Polar Year (2007-08), it is timely to reflect on the importance of Antarctic monitoring and look to its future.
Over the past 50 years, long-term environmental monitoring by the British Antarctic Survey, part of the Natural Environment Research Council, and UK universities has
resulted in many important discoveries, such as the hole in the ozone layer and the rapid melting of glaciers on the Antarctic Peninsula. Research on areas such as climate
change and ice-sheet-linked sea-level rise clearly demonstrate the global importance of Antarctic science. As an active collaborator working with scientists from other
Antarctic Treaty nations, the UK has achieved more than would have been possible working alone.
It is essential to continue to monitor the Antarctic environment, parts of which are warming faster than anywhere else on the planet. There are also areas of science about which we have little understanding and which require new long-term research. These include surveying the deep sea, understanding the causes and effects of ocean
acidification in the Southern Ocean and predicting the future of Antarctica’s ice sheets, which play a key role in determining global sea level. This publication presents examples of discoveries by UK scientists that have resulted
from long-term environmental monitoring.
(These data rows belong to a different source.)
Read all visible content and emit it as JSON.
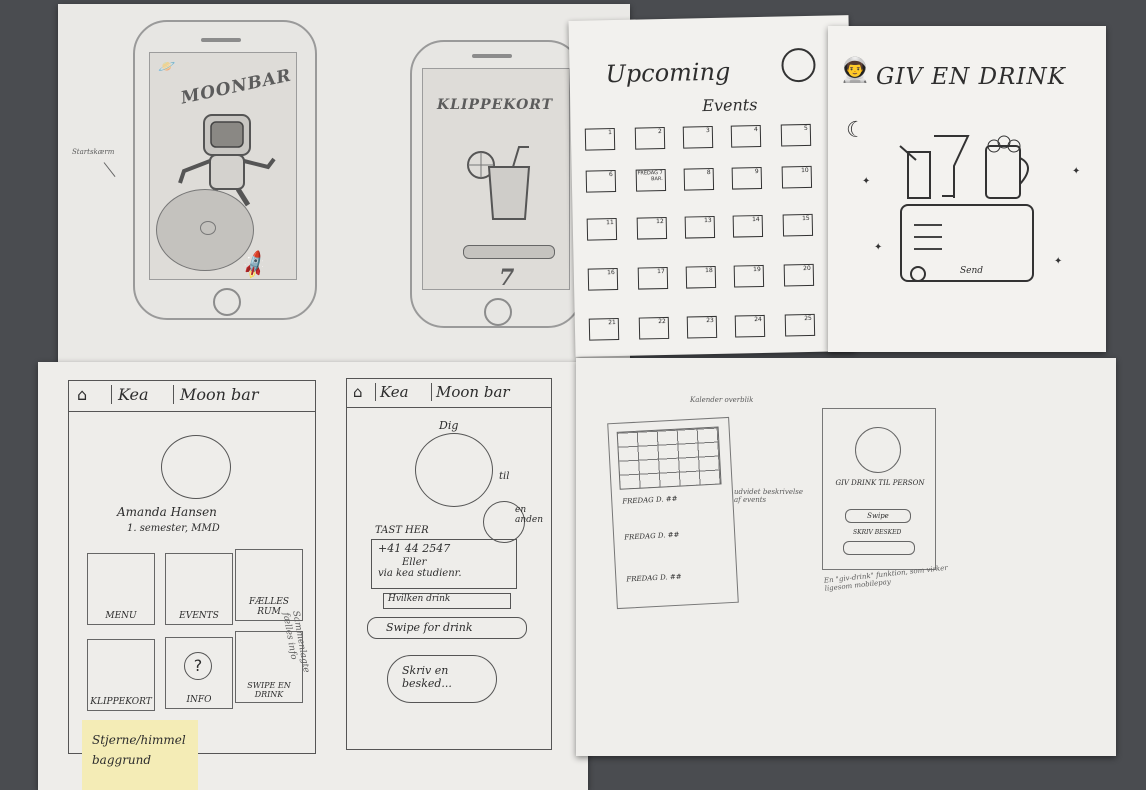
{
  "sketch1": {
    "title": "MOONBAR",
    "side_note": "Startskærm"
  },
  "sketch2": {
    "title": "KLIPPEKORT",
    "count": "7"
  },
  "sketch3": {
    "title_line1": "Upcoming",
    "title_line2": "Events",
    "cells": [
      "1",
      "2",
      "3",
      "4",
      "5",
      "6",
      "FREDAG 7 BAR.",
      "8",
      "9",
      "10",
      "11",
      "12",
      "13",
      "14",
      "15",
      "16",
      "17",
      "18",
      "19",
      "20",
      "21",
      "22",
      "23",
      "24",
      "25"
    ]
  },
  "sketch4": {
    "title": "GIV EN DRINK",
    "send": "Send"
  },
  "nav": {
    "home": "⌂",
    "kea": "Kea",
    "moonbar": "Moon bar"
  },
  "profile": {
    "name": "Amanda Hansen",
    "subtitle": "1. semester, MMD",
    "tiles": [
      "MENU",
      "EVENTS",
      "FÆLLES RUM",
      "KLIPPEKORT",
      "INFO",
      "SWIPE EN DRINK"
    ],
    "side_note": "Sammenlagte fælles info"
  },
  "drink": {
    "dig": "Dig",
    "til": "til",
    "en_anden": "en anden",
    "tast_her": "TAST HER",
    "phone": "+41 44 2547",
    "eller": "Eller",
    "via": "via kea studienr.",
    "select": "Hvilken drink",
    "swipe": "Swipe for drink",
    "message": "Skriv en besked..."
  },
  "events_sketch": {
    "note_top": "Kalender overblik",
    "note_side": "udvidet beskrivelse af events",
    "rows": [
      "FREDAG D. ##",
      "FREDAG D. ##",
      "FREDAG D. ##"
    ]
  },
  "givdrink_sketch": {
    "title": "GIV DRINK TIL PERSON",
    "swipe": "Swipe",
    "field": "SKRIV BESKED",
    "note": "En \"giv-drink\" funktion, som virker ligesom mobilepay"
  },
  "sticky": {
    "text": "Stjerne/himmel baggrund"
  }
}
Authors: Hughes, Kevin, Oliver, Jamie
Editors: Rodger, Alan, Shears, John, Culshaw, Robert, Bowman, Rob